Problem description:
The task here is to set down every line of the listing exactly.

——————

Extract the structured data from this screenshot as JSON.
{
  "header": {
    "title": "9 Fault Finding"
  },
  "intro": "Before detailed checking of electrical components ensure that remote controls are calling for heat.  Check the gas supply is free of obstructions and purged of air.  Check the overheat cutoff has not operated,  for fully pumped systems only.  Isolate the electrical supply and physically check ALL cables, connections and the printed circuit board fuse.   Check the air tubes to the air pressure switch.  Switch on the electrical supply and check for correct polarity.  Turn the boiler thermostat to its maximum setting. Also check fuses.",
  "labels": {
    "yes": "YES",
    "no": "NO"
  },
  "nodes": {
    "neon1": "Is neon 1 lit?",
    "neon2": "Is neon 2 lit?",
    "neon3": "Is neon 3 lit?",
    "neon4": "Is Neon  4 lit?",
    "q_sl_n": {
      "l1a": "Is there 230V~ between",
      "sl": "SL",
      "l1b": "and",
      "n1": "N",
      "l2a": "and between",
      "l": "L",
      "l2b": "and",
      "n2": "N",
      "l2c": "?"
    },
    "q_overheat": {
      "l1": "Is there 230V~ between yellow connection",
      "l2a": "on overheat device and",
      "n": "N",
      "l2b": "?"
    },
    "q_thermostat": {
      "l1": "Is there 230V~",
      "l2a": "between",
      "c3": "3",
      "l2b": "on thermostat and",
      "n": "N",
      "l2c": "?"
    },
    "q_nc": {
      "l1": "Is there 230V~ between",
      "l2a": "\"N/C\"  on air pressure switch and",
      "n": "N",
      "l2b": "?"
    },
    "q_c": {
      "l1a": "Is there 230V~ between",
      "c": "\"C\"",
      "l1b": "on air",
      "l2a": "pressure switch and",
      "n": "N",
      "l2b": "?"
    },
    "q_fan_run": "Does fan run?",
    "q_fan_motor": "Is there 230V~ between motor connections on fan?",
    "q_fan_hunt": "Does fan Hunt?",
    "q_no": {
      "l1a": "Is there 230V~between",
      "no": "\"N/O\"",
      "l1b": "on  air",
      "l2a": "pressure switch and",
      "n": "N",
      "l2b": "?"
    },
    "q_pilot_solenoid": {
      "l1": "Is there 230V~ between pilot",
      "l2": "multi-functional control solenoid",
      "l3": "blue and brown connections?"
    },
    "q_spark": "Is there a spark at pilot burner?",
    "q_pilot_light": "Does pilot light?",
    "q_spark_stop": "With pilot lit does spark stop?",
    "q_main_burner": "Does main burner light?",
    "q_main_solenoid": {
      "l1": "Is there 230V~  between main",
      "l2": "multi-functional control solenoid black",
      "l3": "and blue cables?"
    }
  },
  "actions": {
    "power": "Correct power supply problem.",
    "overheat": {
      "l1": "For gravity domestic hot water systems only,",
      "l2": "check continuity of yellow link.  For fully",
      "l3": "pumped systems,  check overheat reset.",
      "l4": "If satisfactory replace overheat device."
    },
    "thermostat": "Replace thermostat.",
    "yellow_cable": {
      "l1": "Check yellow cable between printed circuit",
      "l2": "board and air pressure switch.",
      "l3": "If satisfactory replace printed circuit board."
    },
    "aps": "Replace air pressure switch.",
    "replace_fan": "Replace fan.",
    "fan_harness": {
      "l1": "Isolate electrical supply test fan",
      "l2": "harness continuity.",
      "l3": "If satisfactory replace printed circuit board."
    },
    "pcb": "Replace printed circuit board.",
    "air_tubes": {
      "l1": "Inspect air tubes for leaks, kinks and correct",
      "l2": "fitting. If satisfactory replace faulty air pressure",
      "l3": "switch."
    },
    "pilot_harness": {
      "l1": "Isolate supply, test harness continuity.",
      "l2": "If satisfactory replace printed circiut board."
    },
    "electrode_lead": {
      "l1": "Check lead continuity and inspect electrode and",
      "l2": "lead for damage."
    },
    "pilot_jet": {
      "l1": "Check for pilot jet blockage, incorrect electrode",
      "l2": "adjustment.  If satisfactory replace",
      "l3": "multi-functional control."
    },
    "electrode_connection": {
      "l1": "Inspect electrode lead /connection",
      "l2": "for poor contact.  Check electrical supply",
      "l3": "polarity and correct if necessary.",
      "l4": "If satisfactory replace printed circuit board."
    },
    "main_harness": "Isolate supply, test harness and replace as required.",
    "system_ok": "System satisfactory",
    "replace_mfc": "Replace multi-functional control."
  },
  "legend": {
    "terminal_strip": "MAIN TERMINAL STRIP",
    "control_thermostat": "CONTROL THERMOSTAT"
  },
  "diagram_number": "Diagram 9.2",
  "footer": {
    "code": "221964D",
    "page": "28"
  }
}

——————

Solution to this task:
Extract the structured data from this screenshot as JSON.
{
  "header": {
    "title": "9 Fault Finding"
  },
  "intro": "Before detailed checking of electrical components ensure that remote controls are calling for heat.  Check the gas supply is free of obstructions and purged of air.  Check the overheat cutoff has not operated,  for fully pumped systems only.  Isolate the electrical supply and physically check ALL cables, connections and the printed circuit board fuse.   Check the air tubes to the air pressure switch.  Switch on the electrical supply and check for correct polarity.  Turn the boiler thermostat to its maximum setting. Also check fuses.",
  "labels": {
    "yes": "YES",
    "no": "NO"
  },
  "nodes": {
    "neon1": "Is neon 1 lit?",
    "neon2": "Is neon 2 lit?",
    "neon3": "Is neon 3 lit?",
    "neon4": "Is Neon  4 lit?",
    "q_sl_n": {
      "l1a": "Is there 230V~ between",
      "sl": "SL",
      "l1b": "and",
      "n1": "N",
      "l2a": "and between",
      "l": "L",
      "l2b": "and",
      "n2": "N",
      "l2c": "?"
    },
    "q_overheat": {
      "l1": "Is there 230V~ between yellow connection",
      "l2a": "on overheat device and",
      "n": "N",
      "l2b": "?"
    },
    "q_thermostat": {
      "l1": "Is there 230V~",
      "l2a": "between",
      "c3": "3",
      "l2b": "on thermostat and",
      "n": "N",
      "l2c": "?"
    },
    "q_nc": {
      "l1": "Is there 230V~ between",
      "l2a": "\"N/C\"  on air pressure switch and",
      "n": "N",
      "l2b": "?"
    },
    "q_c": {
      "l1a": "Is there 230V~ between",
      "c": "\"C\"",
      "l1b": "on air",
      "l2a": "pressure switch and",
      "n": "N",
      "l2b": "?"
    },
    "q_fan_run": "Does fan run?",
    "q_fan_motor": "Is there 230V~ between motor connections on fan?",
    "q_fan_hunt": "Does fan Hunt?",
    "q_no": {
      "l1a": "Is there 230V~between",
      "no": "\"N/O\"",
      "l1b": "on  air",
      "l2a": "pressure switch and",
      "n": "N",
      "l2b": "?"
    },
    "q_pilot_solenoid": {
      "l1": "Is there 230V~ between pilot",
      "l2": "multi-functional control solenoid",
      "l3": "blue and brown connections?"
    },
    "q_spark": "Is there a spark at pilot burner?",
    "q_pilot_light": "Does pilot light?",
    "q_spark_stop": "With pilot lit does spark stop?",
    "q_main_burner": "Does main burner light?",
    "q_main_solenoid": {
      "l1": "Is there 230V~  between main",
      "l2": "multi-functional control solenoid black",
      "l3": "and blue cables?"
    }
  },
  "actions": {
    "power": "Correct power supply problem.",
    "overheat": {
      "l1": "For gravity domestic hot water systems only,",
      "l2": "check continuity of yellow link.  For fully",
      "l3": "pumped systems,  check overheat reset.",
      "l4": "If satisfactory replace overheat device."
    },
    "thermostat": "Replace thermostat.",
    "yellow_cable": {
      "l1": "Check yellow cable between printed circuit",
      "l2": "board and air pressure switch.",
      "l3": "If satisfactory replace printed circuit board."
    },
    "aps": "Replace air pressure switch.",
    "replace_fan": "Replace fan.",
    "fan_harness": {
      "l1": "Isolate electrical supply test fan",
      "l2": "harness continuity.",
      "l3": "If satisfactory replace printed circuit board."
    },
    "pcb": "Replace printed circuit board.",
    "air_tubes": {
      "l1": "Inspect air tubes for leaks, kinks and correct",
      "l2": "fitting. If satisfactory replace faulty air pressure",
      "l3": "switch."
    },
    "pilot_harness": {
      "l1": "Isolate supply, test harness continuity.",
      "l2": "If satisfactory replace printed circiut board."
    },
    "electrode_lead": {
      "l1": "Check lead continuity and inspect electrode and",
      "l2": "lead for damage."
    },
    "pilot_jet": {
      "l1": "Check for pilot jet blockage, incorrect electrode",
      "l2": "adjustment.  If satisfactory replace",
      "l3": "multi-functional control."
    },
    "electrode_connection": {
      "l1": "Inspect electrode lead /connection",
      "l2": "for poor contact.  Check electrical supply",
      "l3": "polarity and correct if necessary.",
      "l4": "If satisfactory replace printed circuit board."
    },
    "main_harness": "Isolate supply, test harness and replace as required.",
    "system_ok": "System satisfactory",
    "replace_mfc": "Replace multi-functional control."
  },
  "legend": {
    "terminal_strip": "MAIN TERMINAL STRIP",
    "control_thermostat": "CONTROL THERMOSTAT"
  },
  "diagram_number": "Diagram 9.2",
  "footer": {
    "code": "221964D",
    "page": "28"
  }
}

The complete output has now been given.